Delayed rules mean uncertainty for ethanol industry

Nov 24, 2014

Bonanza BioEnergy ethanol plant on the east side of Garden City, KS along US Highway 50.
Credit Conestoga Energy Partners; www.conestogaenergy.com/bonanza-bioenergy

The Environmental Protection Agency said last Friday that it won’t release rules for how much ethanol oil refiners have to mix in to our gasoline supply this year.

The ethanol rules, called the Renewable Fuel Standard (RFS), are meant to prop up the U.S. biofuels industry by creating demand for ethanol. Without the rules, both oil companies and the biofuel sector will be left in the dark as to what the demand for ethanol will be.

The RFS is also a big deal for Midwest farmers, as ethanol consumption drives demand for the corn they grow and buttresses corn prices. With corn prices plummeting, robust ethanol demand would help farmers’ bottom lines.

The EPA last year proposed cutting the amount of corn ethanol that oil companies are required to buy, which worried ethanol producers. Oil companies, meanwhile, say the original rules would require them to buy ethanol that they can’t use, because Americans are generally buying less gasoline thanks to the Recession and more fuel efficient cars. The arguments have complicated EPA’s rule-making process.

“The proposal has generated significant comment and controversy, particularly about how volumes should be set in light of lower gasoline consumption than had been forecast,” the EPA said in a statement Friday. (PDF)

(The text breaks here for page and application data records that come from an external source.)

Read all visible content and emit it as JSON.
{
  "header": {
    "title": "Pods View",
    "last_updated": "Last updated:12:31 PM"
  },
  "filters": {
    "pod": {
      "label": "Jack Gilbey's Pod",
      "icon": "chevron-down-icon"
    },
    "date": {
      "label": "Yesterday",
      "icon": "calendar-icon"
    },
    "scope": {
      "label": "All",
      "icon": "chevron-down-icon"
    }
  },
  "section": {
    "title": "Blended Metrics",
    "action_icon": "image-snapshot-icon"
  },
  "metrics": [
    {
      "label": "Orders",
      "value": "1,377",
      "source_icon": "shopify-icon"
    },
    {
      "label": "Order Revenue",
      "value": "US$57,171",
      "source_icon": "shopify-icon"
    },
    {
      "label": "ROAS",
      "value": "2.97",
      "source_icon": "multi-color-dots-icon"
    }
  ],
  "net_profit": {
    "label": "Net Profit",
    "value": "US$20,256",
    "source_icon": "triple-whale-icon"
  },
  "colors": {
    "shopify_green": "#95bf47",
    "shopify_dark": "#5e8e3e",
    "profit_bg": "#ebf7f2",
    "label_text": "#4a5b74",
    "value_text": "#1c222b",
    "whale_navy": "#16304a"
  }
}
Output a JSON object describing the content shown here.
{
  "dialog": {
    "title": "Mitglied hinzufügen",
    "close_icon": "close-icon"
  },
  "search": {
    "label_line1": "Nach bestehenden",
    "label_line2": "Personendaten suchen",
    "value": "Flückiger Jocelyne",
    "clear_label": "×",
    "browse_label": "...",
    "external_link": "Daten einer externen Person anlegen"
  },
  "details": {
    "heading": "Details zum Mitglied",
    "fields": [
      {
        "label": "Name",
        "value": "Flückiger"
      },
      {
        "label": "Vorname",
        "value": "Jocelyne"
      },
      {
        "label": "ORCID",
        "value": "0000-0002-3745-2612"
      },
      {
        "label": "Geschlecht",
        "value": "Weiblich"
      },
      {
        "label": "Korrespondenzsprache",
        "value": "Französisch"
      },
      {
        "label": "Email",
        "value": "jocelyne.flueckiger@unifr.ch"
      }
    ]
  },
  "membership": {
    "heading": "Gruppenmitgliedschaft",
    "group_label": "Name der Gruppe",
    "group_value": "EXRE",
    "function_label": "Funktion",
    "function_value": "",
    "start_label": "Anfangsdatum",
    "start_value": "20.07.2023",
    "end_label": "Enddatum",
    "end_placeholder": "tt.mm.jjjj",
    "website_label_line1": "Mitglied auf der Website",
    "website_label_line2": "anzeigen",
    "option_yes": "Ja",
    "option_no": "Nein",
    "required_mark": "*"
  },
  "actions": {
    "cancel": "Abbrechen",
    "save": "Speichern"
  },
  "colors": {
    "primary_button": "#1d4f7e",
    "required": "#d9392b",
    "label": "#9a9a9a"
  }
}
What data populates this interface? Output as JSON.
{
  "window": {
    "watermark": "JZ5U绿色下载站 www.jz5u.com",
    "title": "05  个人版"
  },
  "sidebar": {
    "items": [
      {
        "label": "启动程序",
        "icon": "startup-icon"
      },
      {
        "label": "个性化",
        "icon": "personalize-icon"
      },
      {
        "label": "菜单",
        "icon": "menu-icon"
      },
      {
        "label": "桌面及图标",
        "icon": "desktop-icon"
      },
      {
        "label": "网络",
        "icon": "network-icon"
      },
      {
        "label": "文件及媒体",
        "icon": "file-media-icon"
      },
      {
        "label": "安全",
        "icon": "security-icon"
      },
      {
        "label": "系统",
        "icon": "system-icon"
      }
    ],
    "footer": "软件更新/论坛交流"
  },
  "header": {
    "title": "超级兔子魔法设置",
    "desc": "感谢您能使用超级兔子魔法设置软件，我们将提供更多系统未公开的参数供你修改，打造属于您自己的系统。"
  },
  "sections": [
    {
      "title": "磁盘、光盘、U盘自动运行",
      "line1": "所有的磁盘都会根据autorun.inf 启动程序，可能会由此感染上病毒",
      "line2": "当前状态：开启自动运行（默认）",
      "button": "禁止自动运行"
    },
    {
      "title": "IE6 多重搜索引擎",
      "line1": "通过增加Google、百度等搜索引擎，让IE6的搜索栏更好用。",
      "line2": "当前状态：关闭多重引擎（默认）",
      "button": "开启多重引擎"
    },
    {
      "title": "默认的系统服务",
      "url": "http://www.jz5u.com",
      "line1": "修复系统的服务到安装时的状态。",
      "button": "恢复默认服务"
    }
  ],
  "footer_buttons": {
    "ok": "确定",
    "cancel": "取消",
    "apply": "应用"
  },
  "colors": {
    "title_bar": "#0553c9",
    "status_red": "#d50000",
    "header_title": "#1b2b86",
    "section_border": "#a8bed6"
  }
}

At this point, the future of the biofuels industry is anything but clear. The EPA says it will “take action” on the 2014 rules in 2015, leaving some to speculate that the Obama Administration may essentially re-draw the ethanol rules for 2014, 2015 and 2016 in one fell swoop.

Uncertainty in ethanol policy leaves both the biofuels and oil industries in the lurch, said Bruce Babcock, an agricultural economist at Iowa State University.

“What’s really important is that the EPA and the federal government resolve the uncertainty by passing clear rules and clear signals about what future mandates are going to be,” he said.

Critics of the ethanol industry, meanwhile, say if the rules can’t come out on time, maybe Congress should rewrite them.